The grant helped build a novel teaching tool called Perk Station surgical navigation system and introduce it to undergraduate courses at Queen’s University.
The purpose of this tool was to:
Introduce students to practical biomedical engineering applications. In particular, provide experience in computer-assisted surgery in affordable and reproducible lab environments.
Enhance understanding of concepts learned in class through hands-on practical experience.
Entice students to advanced studies in biomedical technology.
The Perk Station has been presented in various demonstrations and outreach events. Experimenting with the Perk Station appeared to be a profoundly novel and exciting experience for students who had an opportunity to use it. Many of them seemed to have been energized to learn more about the potentials of computing and engineering in medicine. The Perk Station has been integrated into laboratory modules of the CISC-330 and COMP-230 courses. With the Perk Station, students perform needle based surgery with virtual reality navigation. They plan surgeries through a computer interface by calculating target locations, tool trajectories and other critical parameters. They perform the surgical intervention on anatomically realistic test objects (called phantoms) and evaluate accuracy relative to the surgical plan. The apparent simplicity of the Perk Station should not belie the depth and breadth of engineering research leading to the system. Since receiving the grant, our research team has produced six publications and has secured significant external research funding.

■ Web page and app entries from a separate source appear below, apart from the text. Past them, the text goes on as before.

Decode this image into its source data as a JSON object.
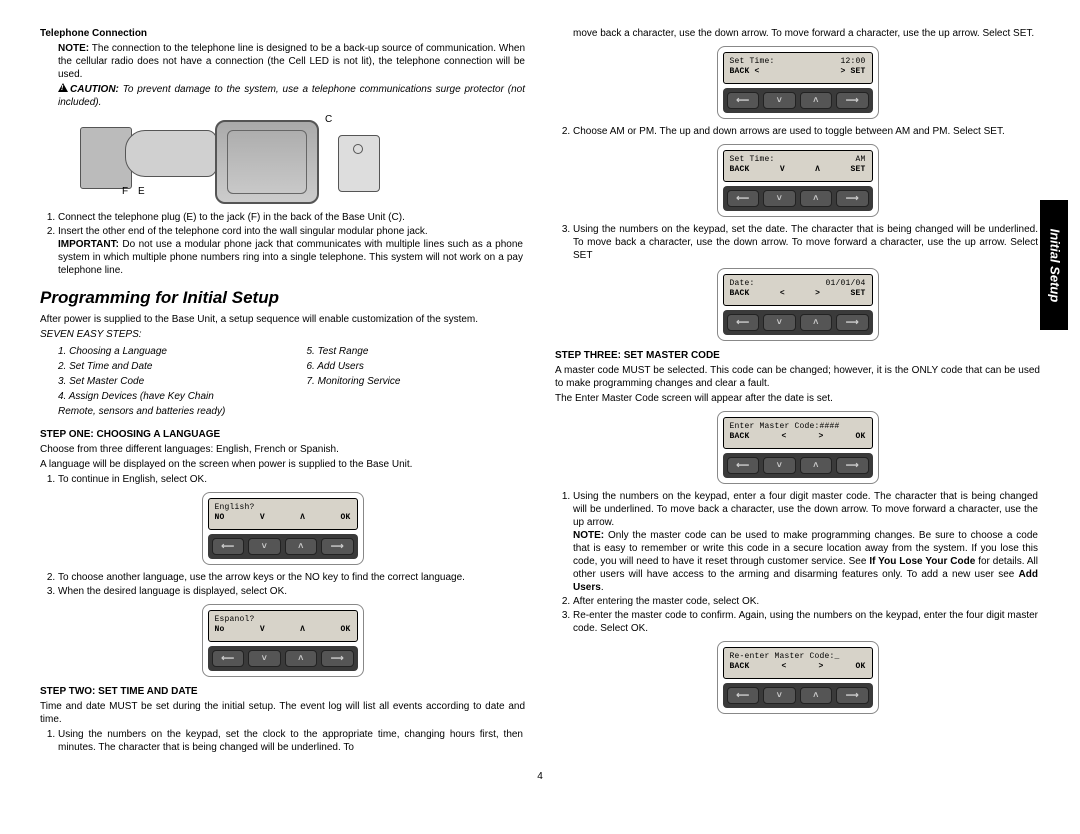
{
  "side_tab": "Initial Setup",
  "page_number": "4",
  "col1": {
    "telephone_heading": "Telephone Connection",
    "note_label": "NOTE:",
    "note_text": " The connection to the telephone line is designed to be a back-up source of communication. When the cellular radio does not have a connection (the Cell LED is not lit), the telephone connection will be used.",
    "caution_label": "CAUTION:",
    "caution_text": " To prevent damage to the system, use a telephone communications surge protector (not included).",
    "illus_labels": {
      "C": "C",
      "F": "F",
      "E": "E"
    },
    "tele_li1": "Connect the telephone plug (E) to the jack (F) in the back of the Base Unit (C).",
    "tele_li2": "Insert the other end of the telephone cord into the wall singular modular phone jack.",
    "important_label": "IMPORTANT:",
    "important_text": " Do not use a modular phone jack that communicates with multiple lines such as a phone system in which multiple phone numbers ring into a single telephone. This system will not work on a pay telephone line.",
    "prog_heading": "Programming for Initial Setup",
    "prog_intro": "After power is supplied to the Base Unit, a setup sequence will enable customization of the system.",
    "seven_heading": "SEVEN EASY STEPS:",
    "steps_left": [
      "1. Choosing a Language",
      "2. Set Time and Date",
      "3. Set Master Code",
      "4. Assign Devices (have Key Chain",
      "    Remote, sensors and batteries ready)"
    ],
    "steps_right": [
      "5. Test Range",
      "6. Add Users",
      "7. Monitoring Service"
    ],
    "step1_heading": "STEP ONE: CHOOSING A LANGUAGE",
    "step1_p1": "Choose from three different languages: English, French or Spanish.",
    "step1_p2": "A language will be displayed on the screen when power is supplied to the Base Unit.",
    "step1_li1": "To continue in English, select OK.",
    "step1_li2": "To choose another language, use the arrow keys or the NO key to find the correct language.",
    "step1_li3": "When the desired language is displayed, select OK.",
    "step2_heading": "STEP TWO: SET TIME AND DATE",
    "step2_p1": "Time and date MUST be set during the initial setup. The event log will list all events according to date and time.",
    "step2_li1": "Using the numbers on the keypad, set the clock to the appropriate time, changing hours first, then minutes. The character that is being changed will be underlined. To"
  },
  "col2": {
    "cont_text": "move back a character, use the down arrow. To move forward a character, use the up arrow. Select SET.",
    "li2": "Choose AM or PM. The up and down arrows are used to toggle between AM and PM. Select SET.",
    "li3": "Using the numbers on the keypad, set the date. The character that is being changed will be underlined. To move back a character, use the down arrow. To move forward a character, use the up arrow. Select SET",
    "step3_heading": "STEP THREE: SET MASTER CODE",
    "step3_p1": "A master code MUST be selected. This code can be changed; however, it is the ONLY code that can be used to make programming changes and clear a fault.",
    "step3_p2": "The Enter Master Code screen will appear after the date is set.",
    "s3_li1": "Using the numbers on the keypad, enter a four digit master code. The character that is being changed will be underlined. To move back a character, use the down arrow. To move forward a character, use the up arrow.",
    "s3_note_label": "NOTE:",
    "s3_note": " Only the master code can be used to make programming changes. Be sure to choose a code that is easy to remember or write this code in a secure location away from the system. If you lose this code, you will need to have it reset through customer service. See ",
    "s3_note_bold": "If You Lose Your Code",
    "s3_note2": " for details. All other users will have access to the arming and disarming features only. To add a new user see ",
    "s3_note_bold2": "Add Users",
    "s3_note3": ".",
    "s3_li2": "After entering the master code, select OK.",
    "s3_li3": "Re-enter the master code to confirm. Again, using the numbers on the keypad, enter the four digit master code. Select OK."
  },
  "devices": {
    "english": {
      "l1": "English?",
      "a": "NO",
      "b": "V",
      "c": "Λ",
      "d": "OK"
    },
    "espanol": {
      "l1": "Espanol?",
      "a": "No",
      "b": "V",
      "c": "Λ",
      "d": "OK"
    },
    "settime": {
      "l1a": "Set Time:",
      "l1b": "12:00",
      "a": "BACK <",
      "d": "> SET"
    },
    "setam": {
      "l1a": "Set Time:",
      "l1b": "AM",
      "a": "BACK",
      "b": "V",
      "c": "Λ",
      "d": "SET"
    },
    "date": {
      "l1a": "Date:",
      "l1b": "01/01/04",
      "a": "BACK",
      "b": "<",
      "c": ">",
      "d": "SET"
    },
    "master": {
      "l1": "Enter Master Code:####",
      "a": "BACK",
      "b": "<",
      "c": ">",
      "d": "OK"
    },
    "reenter": {
      "l1": "Re-enter Master Code:_",
      "a": "BACK",
      "b": "<",
      "c": ">",
      "d": "OK"
    }
  },
  "buttons": {
    "left": "⟵",
    "down": "˅",
    "up": "˄",
    "right": "⟶"
  }
}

Vladimir Kratky, Department of Ophthalmology
One of the most common stresses that medical students face is the vast amount of information that they have to absorb in a relatively short time. We have undertaken to run a project formally comparing the learning retention of key points in an educational video on the ‘Triage Competency of Eyelid Lesions in Ophthalmic Plastic Surgery. The initial results of a small pilot project are very promising, showing a significant improvement in test performance after watching a short video. We plan to expand this prospective trial to include a full class of medical students (about 100 subjects) and to evaluate their learning retention on ‘difficult-to-teach’ topics in clinical practice. Furthermore, these video clips will be posted on-line to allow students ready access at any time.
Brian Frank, Department of Electrical and Computer Engineering
Skills like creativity, communication, and information literacy are critical in most programs in higher education. These skills can be developed well through student-directed experiential learning strategies, like service learning projects, which motivate inquiry, develop management skills, and provide a connection to the community.
Every year first-year engineering students tackle problems in a design project course, APSC-100: Practical Engineering Modules. Community service projects were introduced into this course in the 2005-2006 academic year, and greatly expanded in successive academic years. Currently the majority of the 650 first-year students are involved in some sort of community service project. Anecdotally students indicate that the projects encourage creativity and develop the ability to communicate with clients. This study was undertaken to examine more rigorously the impact of service learning projects and provide data for further improvement.
This study is using student self-reports about engagement and skill development, and an instrument developed to assess design cognition, to compare the outcome of client-based projects, particularly service learning projects, with non-client based projects. This will then be used to assess the contribution of community service learning projects to professional skill development.
This research is related to a broader initiative to investigate development of design skill cognition from first year to graduating year that was reported in presentations at the national engineering education conference in 2008 and 2009. The data from that study are being applied to assess the impact of service learning projects in first year.